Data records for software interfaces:
____________________

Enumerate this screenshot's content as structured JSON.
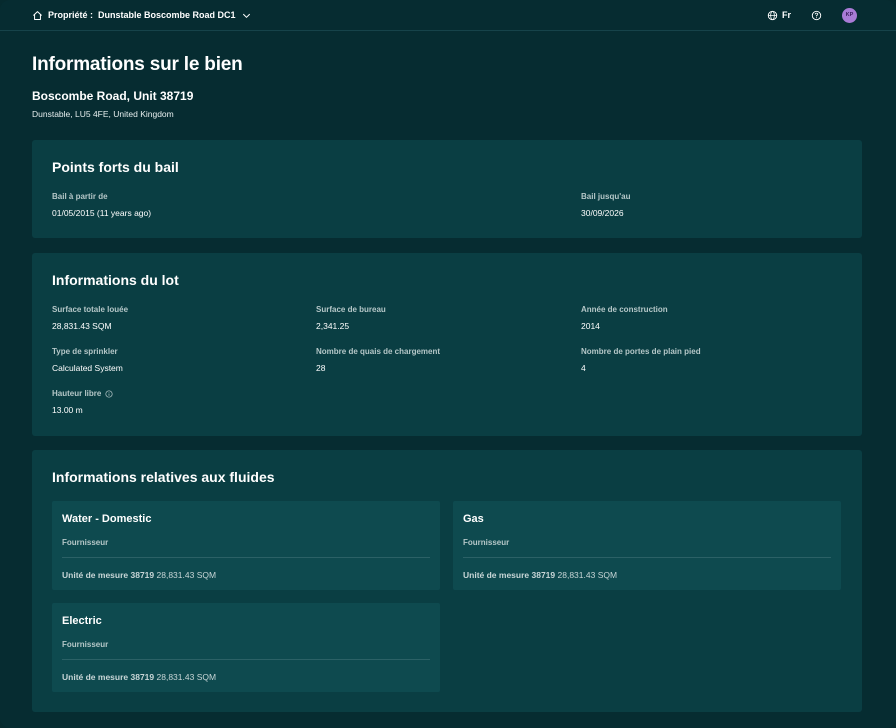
{
  "topbar": {
    "property_prefix": "Propriété :",
    "property_name": "Dunstable Boscombe Road DC1",
    "language": "Fr",
    "avatar_initials": "KP"
  },
  "page": {
    "title": "Informations sur le bien",
    "address_line1": "Boscombe Road, Unit 38719",
    "address_line2": "Dunstable, LU5 4FE, United Kingdom"
  },
  "lease": {
    "title": "Points forts du bail",
    "start_label": "Bail à partir de",
    "start_value": "01/05/2015 (11 years ago)",
    "end_label": "Bail jusqu'au",
    "end_value": "30/09/2026"
  },
  "lot": {
    "title": "Informations du lot",
    "fields": [
      {
        "label": "Surface totale louée",
        "value": "28,831.43 SQM"
      },
      {
        "label": "Surface de bureau",
        "value": "2,341.25"
      },
      {
        "label": "Année de construction",
        "value": "2014"
      },
      {
        "label": "Type de sprinkler",
        "value": "Calculated System"
      },
      {
        "label": "Nombre de quais de chargement",
        "value": "28"
      },
      {
        "label": "Nombre de portes de plain pied",
        "value": "4"
      },
      {
        "label": "Hauteur libre",
        "value": "13.00 m"
      }
    ]
  },
  "utilities": {
    "title": "Informations relatives aux fluides",
    "items": [
      {
        "name": "Water - Domestic",
        "supplier_label": "Fournisseur",
        "measure_label": "Unité de mesure 38719",
        "measure_value": "28,831.43 SQM"
      },
      {
        "name": "Gas",
        "supplier_label": "Fournisseur",
        "measure_label": "Unité de mesure 38719",
        "measure_value": "28,831.43 SQM"
      },
      {
        "name": "Electric",
        "supplier_label": "Fournisseur",
        "measure_label": "Unité de mesure 38719",
        "measure_value": "28,831.43 SQM"
      }
    ]
  },
  "colors": {
    "background": "#062c31",
    "card": "#0a3e43",
    "utility_card": "#0e4a4f",
    "avatar": "#a97bd6"
  }
}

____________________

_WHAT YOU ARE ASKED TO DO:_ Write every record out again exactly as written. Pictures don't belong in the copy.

_EXPECTED OUTPUT:_
Enumerate this screenshot's content as structured JSON.
{
  "topbar": {
    "property_prefix": "Propriété :",
    "property_name": "Dunstable Boscombe Road DC1",
    "language": "Fr",
    "avatar_initials": "KP"
  },
  "page": {
    "title": "Informations sur le bien",
    "address_line1": "Boscombe Road, Unit 38719",
    "address_line2": "Dunstable, LU5 4FE, United Kingdom"
  },
  "lease": {
    "title": "Points forts du bail",
    "start_label": "Bail à partir de",
    "start_value": "01/05/2015 (11 years ago)",
    "end_label": "Bail jusqu'au",
    "end_value": "30/09/2026"
  },
  "lot": {
    "title": "Informations du lot",
    "fields": [
      {
        "label": "Surface totale louée",
        "value": "28,831.43 SQM"
      },
      {
        "label": "Surface de bureau",
        "value": "2,341.25"
      },
      {
        "label": "Année de construction",
        "value": "2014"
      },
      {
        "label": "Type de sprinkler",
        "value": "Calculated System"
      },
      {
        "label": "Nombre de quais de chargement",
        "value": "28"
      },
      {
        "label": "Nombre de portes de plain pied",
        "value": "4"
      },
      {
        "label": "Hauteur libre",
        "value": "13.00 m"
      }
    ]
  },
  "utilities": {
    "title": "Informations relatives aux fluides",
    "items": [
      {
        "name": "Water - Domestic",
        "supplier_label": "Fournisseur",
        "measure_label": "Unité de mesure 38719",
        "measure_value": "28,831.43 SQM"
      },
      {
        "name": "Gas",
        "supplier_label": "Fournisseur",
        "measure_label": "Unité de mesure 38719",
        "measure_value": "28,831.43 SQM"
      },
      {
        "name": "Electric",
        "supplier_label": "Fournisseur",
        "measure_label": "Unité de mesure 38719",
        "measure_value": "28,831.43 SQM"
      }
    ]
  },
  "colors": {
    "background": "#062c31",
    "card": "#0a3e43",
    "utility_card": "#0e4a4f",
    "avatar": "#a97bd6"
  }
}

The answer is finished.